“In Spain there were players like Cristiano Ronaldo who went there with goals,” Peton said. “Now Real Madrid won the league with clean sheets, something that Diego Simeone was criticised for.
“The greater the demand, the more fear there is. It’s better to be conservative and survive. Alvaro Cervera is clear at Cadiz. He’s got a 4-4-2, they get ahead and you don’t beat them. It’s a pain.”
“Conte told Godin ‘you’re a hell of a professional, but you’re not playing for me next season’. He wanted his players to play from the back in a perfect way and he’s very offensive,” Peton said, using Inter as an example of the change.
Even counting shots on goal, Bayern top the charts. They average 7.57 attempts per game, beating Napoli (6.8) and Paris Saint Germain (6.7). Barcelona have most efforts than anyone else in Spain with six per match, ahead of La Real (5.1) and Real Betis (5).
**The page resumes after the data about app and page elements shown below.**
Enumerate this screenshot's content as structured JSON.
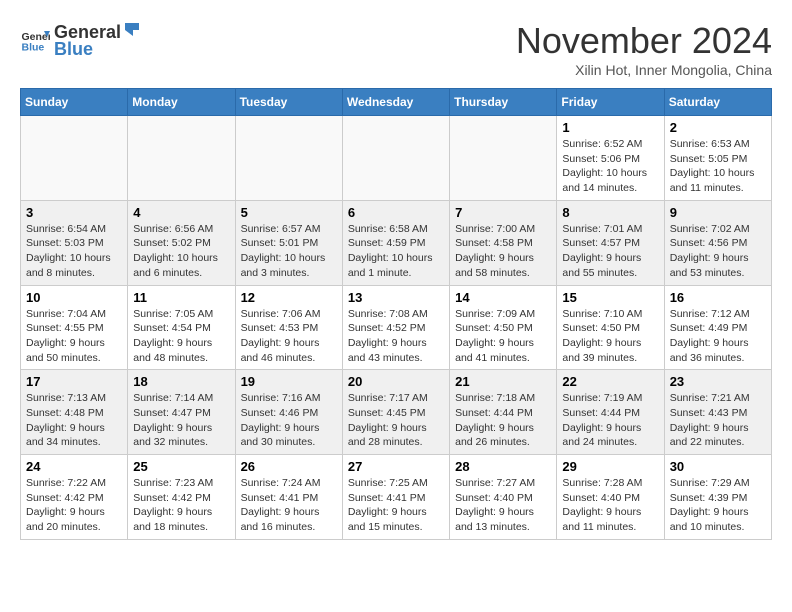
{
  "logo": {
    "text_general": "General",
    "text_blue": "Blue"
  },
  "title": "November 2024",
  "subtitle": "Xilin Hot, Inner Mongolia, China",
  "days_of_week": [
    "Sunday",
    "Monday",
    "Tuesday",
    "Wednesday",
    "Thursday",
    "Friday",
    "Saturday"
  ],
  "weeks": [
    [
      {
        "day": "",
        "info": ""
      },
      {
        "day": "",
        "info": ""
      },
      {
        "day": "",
        "info": ""
      },
      {
        "day": "",
        "info": ""
      },
      {
        "day": "",
        "info": ""
      },
      {
        "day": "1",
        "info": "Sunrise: 6:52 AM\nSunset: 5:06 PM\nDaylight: 10 hours and 14 minutes."
      },
      {
        "day": "2",
        "info": "Sunrise: 6:53 AM\nSunset: 5:05 PM\nDaylight: 10 hours and 11 minutes."
      }
    ],
    [
      {
        "day": "3",
        "info": "Sunrise: 6:54 AM\nSunset: 5:03 PM\nDaylight: 10 hours and 8 minutes."
      },
      {
        "day": "4",
        "info": "Sunrise: 6:56 AM\nSunset: 5:02 PM\nDaylight: 10 hours and 6 minutes."
      },
      {
        "day": "5",
        "info": "Sunrise: 6:57 AM\nSunset: 5:01 PM\nDaylight: 10 hours and 3 minutes."
      },
      {
        "day": "6",
        "info": "Sunrise: 6:58 AM\nSunset: 4:59 PM\nDaylight: 10 hours and 1 minute."
      },
      {
        "day": "7",
        "info": "Sunrise: 7:00 AM\nSunset: 4:58 PM\nDaylight: 9 hours and 58 minutes."
      },
      {
        "day": "8",
        "info": "Sunrise: 7:01 AM\nSunset: 4:57 PM\nDaylight: 9 hours and 55 minutes."
      },
      {
        "day": "9",
        "info": "Sunrise: 7:02 AM\nSunset: 4:56 PM\nDaylight: 9 hours and 53 minutes."
      }
    ],
    [
      {
        "day": "10",
        "info": "Sunrise: 7:04 AM\nSunset: 4:55 PM\nDaylight: 9 hours and 50 minutes."
      },
      {
        "day": "11",
        "info": "Sunrise: 7:05 AM\nSunset: 4:54 PM\nDaylight: 9 hours and 48 minutes."
      },
      {
        "day": "12",
        "info": "Sunrise: 7:06 AM\nSunset: 4:53 PM\nDaylight: 9 hours and 46 minutes."
      },
      {
        "day": "13",
        "info": "Sunrise: 7:08 AM\nSunset: 4:52 PM\nDaylight: 9 hours and 43 minutes."
      },
      {
        "day": "14",
        "info": "Sunrise: 7:09 AM\nSunset: 4:50 PM\nDaylight: 9 hours and 41 minutes."
      },
      {
        "day": "15",
        "info": "Sunrise: 7:10 AM\nSunset: 4:50 PM\nDaylight: 9 hours and 39 minutes."
      },
      {
        "day": "16",
        "info": "Sunrise: 7:12 AM\nSunset: 4:49 PM\nDaylight: 9 hours and 36 minutes."
      }
    ],
    [
      {
        "day": "17",
        "info": "Sunrise: 7:13 AM\nSunset: 4:48 PM\nDaylight: 9 hours and 34 minutes."
      },
      {
        "day": "18",
        "info": "Sunrise: 7:14 AM\nSunset: 4:47 PM\nDaylight: 9 hours and 32 minutes."
      },
      {
        "day": "19",
        "info": "Sunrise: 7:16 AM\nSunset: 4:46 PM\nDaylight: 9 hours and 30 minutes."
      },
      {
        "day": "20",
        "info": "Sunrise: 7:17 AM\nSunset: 4:45 PM\nDaylight: 9 hours and 28 minutes."
      },
      {
        "day": "21",
        "info": "Sunrise: 7:18 AM\nSunset: 4:44 PM\nDaylight: 9 hours and 26 minutes."
      },
      {
        "day": "22",
        "info": "Sunrise: 7:19 AM\nSunset: 4:44 PM\nDaylight: 9 hours and 24 minutes."
      },
      {
        "day": "23",
        "info": "Sunrise: 7:21 AM\nSunset: 4:43 PM\nDaylight: 9 hours and 22 minutes."
      }
    ],
    [
      {
        "day": "24",
        "info": "Sunrise: 7:22 AM\nSunset: 4:42 PM\nDaylight: 9 hours and 20 minutes."
      },
      {
        "day": "25",
        "info": "Sunrise: 7:23 AM\nSunset: 4:42 PM\nDaylight: 9 hours and 18 minutes."
      },
      {
        "day": "26",
        "info": "Sunrise: 7:24 AM\nSunset: 4:41 PM\nDaylight: 9 hours and 16 minutes."
      },
      {
        "day": "27",
        "info": "Sunrise: 7:25 AM\nSunset: 4:41 PM\nDaylight: 9 hours and 15 minutes."
      },
      {
        "day": "28",
        "info": "Sunrise: 7:27 AM\nSunset: 4:40 PM\nDaylight: 9 hours and 13 minutes."
      },
      {
        "day": "29",
        "info": "Sunrise: 7:28 AM\nSunset: 4:40 PM\nDaylight: 9 hours and 11 minutes."
      },
      {
        "day": "30",
        "info": "Sunrise: 7:29 AM\nSunset: 4:39 PM\nDaylight: 9 hours and 10 minutes."
      }
    ]
  ]
}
“There’s more and more information about the opposition,” coach Jose Luis Oltra commented. “They’re more prepared and more importance is placed on defensive work. Players like Cristiano Ronaldo and Lionel Messi aren’t as decisive.
Chema Sanz, Valencia’s assistant coach, isn’t so sure that definitive judgments can be made just yet. “The sample size isn’t big enough to draw conclusions,” he said.
“We’re not even a quarter of the season in and there are still a lot of teams with games in hand. These include Barcelona, Real Madrid and Atletico, who are all important and could change the data.
“I don’t think these statistics are due to any specific behaviour. I don’t think more shots means better shots either. After a few more games of LaLiga Santander we’ll see if Spain really is the home of the new catenaccio.”